Material provided:

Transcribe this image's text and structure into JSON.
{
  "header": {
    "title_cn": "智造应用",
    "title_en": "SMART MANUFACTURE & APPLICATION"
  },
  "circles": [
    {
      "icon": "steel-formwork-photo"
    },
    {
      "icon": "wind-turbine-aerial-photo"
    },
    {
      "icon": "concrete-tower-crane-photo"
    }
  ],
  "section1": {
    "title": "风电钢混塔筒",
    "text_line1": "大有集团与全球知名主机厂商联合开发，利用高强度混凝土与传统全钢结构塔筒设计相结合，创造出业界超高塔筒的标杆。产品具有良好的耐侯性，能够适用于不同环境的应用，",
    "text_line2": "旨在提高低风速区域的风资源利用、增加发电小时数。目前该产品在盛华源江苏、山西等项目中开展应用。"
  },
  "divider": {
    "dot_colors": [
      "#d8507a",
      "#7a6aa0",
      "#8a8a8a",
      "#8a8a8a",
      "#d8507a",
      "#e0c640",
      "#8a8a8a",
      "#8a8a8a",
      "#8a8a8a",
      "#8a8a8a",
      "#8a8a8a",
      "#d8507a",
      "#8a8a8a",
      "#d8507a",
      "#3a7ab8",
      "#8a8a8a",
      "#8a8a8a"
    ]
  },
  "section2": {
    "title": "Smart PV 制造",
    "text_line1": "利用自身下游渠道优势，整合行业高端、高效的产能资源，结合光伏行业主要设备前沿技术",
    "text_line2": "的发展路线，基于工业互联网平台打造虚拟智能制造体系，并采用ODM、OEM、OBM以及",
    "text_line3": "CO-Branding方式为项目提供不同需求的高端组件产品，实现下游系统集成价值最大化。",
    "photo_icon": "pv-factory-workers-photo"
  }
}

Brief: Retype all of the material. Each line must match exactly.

Exercise output:
Transcribe this image's text and structure into JSON.
{
  "header": {
    "title_cn": "智造应用",
    "title_en": "SMART MANUFACTURE & APPLICATION"
  },
  "circles": [
    {
      "icon": "steel-formwork-photo"
    },
    {
      "icon": "wind-turbine-aerial-photo"
    },
    {
      "icon": "concrete-tower-crane-photo"
    }
  ],
  "section1": {
    "title": "风电钢混塔筒",
    "text_line1": "大有集团与全球知名主机厂商联合开发，利用高强度混凝土与传统全钢结构塔筒设计相结合，创造出业界超高塔筒的标杆。产品具有良好的耐侯性，能够适用于不同环境的应用，",
    "text_line2": "旨在提高低风速区域的风资源利用、增加发电小时数。目前该产品在盛华源江苏、山西等项目中开展应用。"
  },
  "divider": {
    "dot_colors": [
      "#d8507a",
      "#7a6aa0",
      "#8a8a8a",
      "#8a8a8a",
      "#d8507a",
      "#e0c640",
      "#8a8a8a",
      "#8a8a8a",
      "#8a8a8a",
      "#8a8a8a",
      "#8a8a8a",
      "#d8507a",
      "#8a8a8a",
      "#d8507a",
      "#3a7ab8",
      "#8a8a8a",
      "#8a8a8a"
    ]
  },
  "section2": {
    "title": "Smart PV 制造",
    "text_line1": "利用自身下游渠道优势，整合行业高端、高效的产能资源，结合光伏行业主要设备前沿技术",
    "text_line2": "的发展路线，基于工业互联网平台打造虚拟智能制造体系，并采用ODM、OEM、OBM以及",
    "text_line3": "CO-Branding方式为项目提供不同需求的高端组件产品，实现下游系统集成价值最大化。",
    "photo_icon": "pv-factory-workers-photo"
  }
}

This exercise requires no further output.